How to install plugins

There are a couple of ways to install plugins and we’ll take a quick look at each.

From the plugin repository

WordPress maintains a Plugin Repository that you can view at All of these plugins are free to install and use on your site. When you view plugins on the Repository, you’ll see that there is a download button on each. You don’t need to download plugins from here though, as you can also view the Repository from within your WordPress site.

Under the Plugins menu, click the Add New submenu item. On this screen, you can enter a search term into the search field and you’ll see results update as you type.


You can search by KeywordAuthor and Tag, but if you don’t know the name of the plugin you want to install, my advice is to search on Google for the type of plugin you’re looking for. For example search for “wordpress ecommerce plugin” and use the results to choose which plugin looks like the best option for your site.

While WordPress is great at so many things, the plugins search functionality isn’t its strongest point. In fairness, the front end search isn’t its strongest point either.

When you’ve located the plugin you want to install, you can click the More Details link on a plugin result to get more information. When you’re happy with your choice, click the Install Now button. It will take a few moments for the plugin to be installed on your site and then the button will change into an Activate button. Click that button to activate the plugin and you’ll be redirected to the Plugins page.

Upload a plugin

Sometimes you may receive a plugin from a source other than the repository. In this case you’ll need to upload the plugin to your site.

You should be very careful when uploading plugins from other sources. It would be very easy for a developer to include code in a plugin that would allow them to take control of your site, so only install plugins from sources you trust.

As with the other method, click on Add New in the Plugins menu, then click on the Upload Plugin button to reveal the upload form. Now you can click the Choose File button and select the plugin from your computer and click Install Now to start the upload. Make sure you install the ZIP file.

When the upload completes, you’re redirected to a new screen and clicking the Activate Plugin button activates the plugin for you.


If the install process fails, it may be worth expanding the ZIP file to check that there isn’t another ZIP file saved inside. If there is, try uploading the second ZIP.

How to remove plugins

WordPress comes with two plugins installed but not activated by default.

Akismet Anti-Spam is designed to identify spam comments made on your site. If you’re not enabling comments on your site, you should remove this. If you are enabling comments, you are required to buy a license to use Akismet on a commercial site.

Hello Dolly is a rather pointless plugin that will display lyrics from the song in the admin pages of your site. Whether you’re a fan of the song or not, delete this as it serves no purpose.

In the Plugins page, under each inactive plugin’s name is a Delete link. Active plugins have a Deactivate link that you need to click to deactivate the plugin first in order to display the Delete link.
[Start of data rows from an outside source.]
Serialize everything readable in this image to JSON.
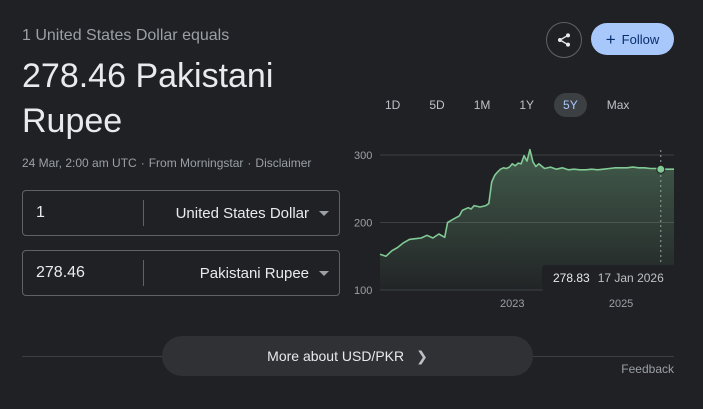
{
  "header": {
    "subtitle": "1 United States Dollar equals",
    "rate_text": "278.46 Pakistani Rupee",
    "timestamp": "24 Mar, 2:00 am UTC",
    "source": "From Morningstar",
    "disclaimer": "Disclaimer",
    "separator": "·"
  },
  "converter": {
    "from": {
      "value": "1",
      "currency": "United States Dollar"
    },
    "to": {
      "value": "278.46",
      "currency": "Pakistani Rupee"
    }
  },
  "actions": {
    "share_icon": "share-icon",
    "follow_label": "Follow",
    "follow_icon": "+"
  },
  "ranges": [
    "1D",
    "5D",
    "1M",
    "1Y",
    "5Y",
    "Max"
  ],
  "active_range": "5Y",
  "tooltip": {
    "value": "278.83",
    "date": "17 Jan 2026"
  },
  "more_label": "More about USD/PKR",
  "feedback_label": "Feedback",
  "colors": {
    "line": "#81c995",
    "accent": "#a8c7fa",
    "background": "#202124"
  },
  "chart_data": {
    "type": "area",
    "yticks": [
      100,
      200,
      300
    ],
    "xticks": [
      "2023",
      "2025"
    ],
    "ylim": [
      100,
      300
    ],
    "grid": true,
    "series": [
      {
        "values": [
          [
            0.0,
            153
          ],
          [
            0.02,
            150
          ],
          [
            0.04,
            158
          ],
          [
            0.06,
            163
          ],
          [
            0.08,
            170
          ],
          [
            0.1,
            175
          ],
          [
            0.12,
            176
          ],
          [
            0.14,
            177
          ],
          [
            0.16,
            181
          ],
          [
            0.18,
            177
          ],
          [
            0.2,
            183
          ],
          [
            0.22,
            178
          ],
          [
            0.23,
            200
          ],
          [
            0.25,
            205
          ],
          [
            0.27,
            210
          ],
          [
            0.28,
            218
          ],
          [
            0.3,
            222
          ],
          [
            0.31,
            220
          ],
          [
            0.32,
            225
          ],
          [
            0.34,
            223
          ],
          [
            0.36,
            225
          ],
          [
            0.37,
            228
          ],
          [
            0.38,
            260
          ],
          [
            0.39,
            270
          ],
          [
            0.4,
            275
          ],
          [
            0.41,
            279
          ],
          [
            0.42,
            281
          ],
          [
            0.43,
            280
          ],
          [
            0.44,
            282
          ],
          [
            0.45,
            287
          ],
          [
            0.46,
            284
          ],
          [
            0.47,
            288
          ],
          [
            0.48,
            287
          ],
          [
            0.49,
            299
          ],
          [
            0.5,
            291
          ],
          [
            0.51,
            308
          ],
          [
            0.52,
            290
          ],
          [
            0.53,
            283
          ],
          [
            0.54,
            287
          ],
          [
            0.56,
            280
          ],
          [
            0.58,
            282
          ],
          [
            0.6,
            279
          ],
          [
            0.62,
            281
          ],
          [
            0.64,
            278
          ],
          [
            0.66,
            279
          ],
          [
            0.68,
            278
          ],
          [
            0.7,
            278
          ],
          [
            0.72,
            279
          ],
          [
            0.74,
            278
          ],
          [
            0.76,
            279
          ],
          [
            0.78,
            280
          ],
          [
            0.8,
            281
          ],
          [
            0.82,
            281
          ],
          [
            0.84,
            281
          ],
          [
            0.86,
            282
          ],
          [
            0.88,
            281
          ],
          [
            0.9,
            281
          ],
          [
            0.92,
            280
          ],
          [
            0.94,
            280
          ],
          [
            0.96,
            279
          ],
          [
            0.98,
            279
          ],
          [
            1.0,
            279
          ]
        ]
      }
    ],
    "highlight": {
      "x": 0.955,
      "y": 278.83
    }
  }
}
Click the Delete link to remove the plugin permanently from the site.

You can also check the checkbox in the left column of multiple plugins, set one of the Bulk Actions dropdown controls to Delete and click the Apply button. That will remove multiple plugins in one go.
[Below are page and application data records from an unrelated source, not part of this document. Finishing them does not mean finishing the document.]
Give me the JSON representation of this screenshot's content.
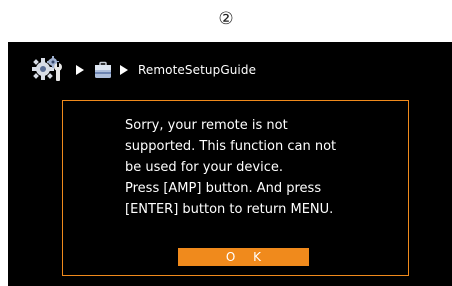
{
  "step_marker": "②",
  "breadcrumb": {
    "icons": [
      "settings-gears-icon",
      "toolbox-icon"
    ],
    "current": "RemoteSetupGuide"
  },
  "dialog": {
    "message": "Sorry, your remote is not\nsupported. This function can not\nbe used for your device.\nPress [AMP] button. And press\n[ENTER] button to return MENU.",
    "ok_label": "O K"
  },
  "colors": {
    "accent": "#f08a1c",
    "screen_bg": "#000000",
    "text": "#ffffff"
  }
}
The Bulk Actions controls also allow you to Activate, Deactivate and Update plugins.